Christine Rivard

Research Geoscientist

Modeling and project management related to groundwater resources characterisation and to the study of potential impacts of various factors that may affect groundwater.

Current research and/or projects

What is the focus of your research? 

I have been working as a research scientist in hydrogeology for the Geological Survey of Canada since 2001. My work is primarily focused on regional hydrogeological characterisation, in order to quantify aquifer properties and the different components of the hydrological cycle to better understand subsurface flow systems. I am especially interested in recharge assessment, which is the quantity of water that infiltrates the ground and reaches the water table. In the last few years, I have also studied the impacts of predicted climate change on aquifer recharge. I currently have a project on the potential impacts of shale gas development on aquifers, with a study area near Quebec City.

What is the significance of your research?

My research will contribute to better managing groundwater resources, and avoid groundwater depletion and contamination. In Canada, about 30% of the population uses groundwater for its water supply.  In the agricultural regions, that percentage reaches more than 90%. Groundwater is of critical importance since it represents the earth’s largest freshwater reservoir (30.9%, vs 0.4% for surface water and 68.7% for glaciers) and it supplies most of the rivers, lakes and wetlands. However, aquifers are fragile systems and their characteristics are often unknown in Canada since the majority of the population lives close to large bodies of water. One of the objectives of the Groundwater Geoscience Program of the Geological Survey of Canada is to characterise 30 of the key regional aquifers in the country by 2030. Knowledge of the succession of geological formations (stratigraphy), aquifer properties, and the amount of recharge received annually in a given region is essential for the sustainable management of groundwater. Moreover, understanding the direct and indirect impacts of factors such as climate change and oil and gas production will allow us to better plan for the future of water resources in Canada.  

Education and awards

PhD: Institut National de la Recherche Scientifique (INRS), Québec, (1998-2001) 

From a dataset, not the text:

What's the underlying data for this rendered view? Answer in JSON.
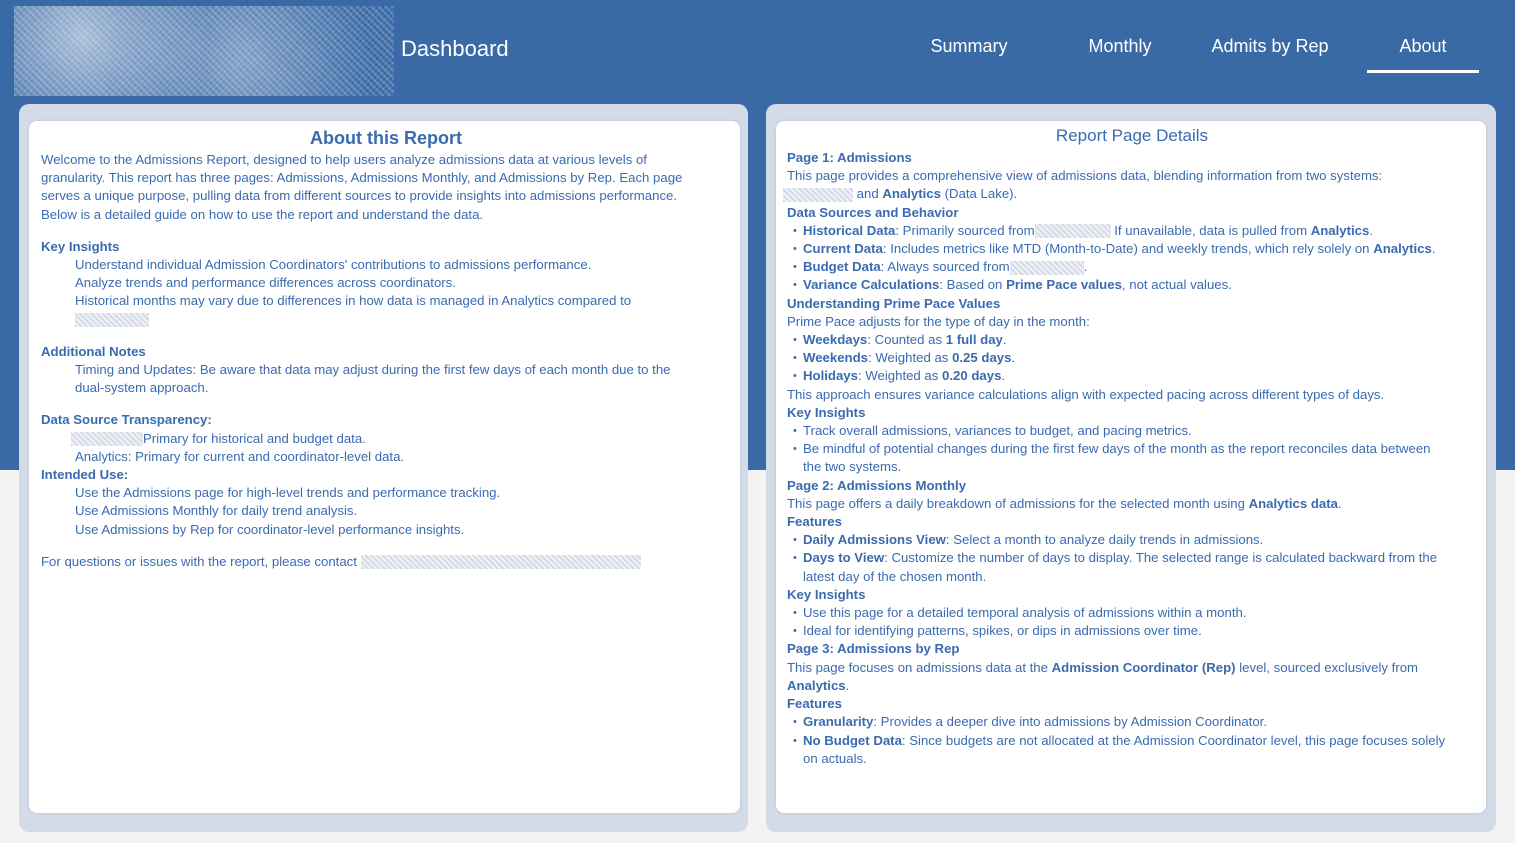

Master: École Polytechnique de Montréal (Civil Engineering), Québec, (1992-1994)

Key publications

Research facility

490 rue de la Couronne
Québec, QC G1K 9A9


Adjunct professor: INRS-ETE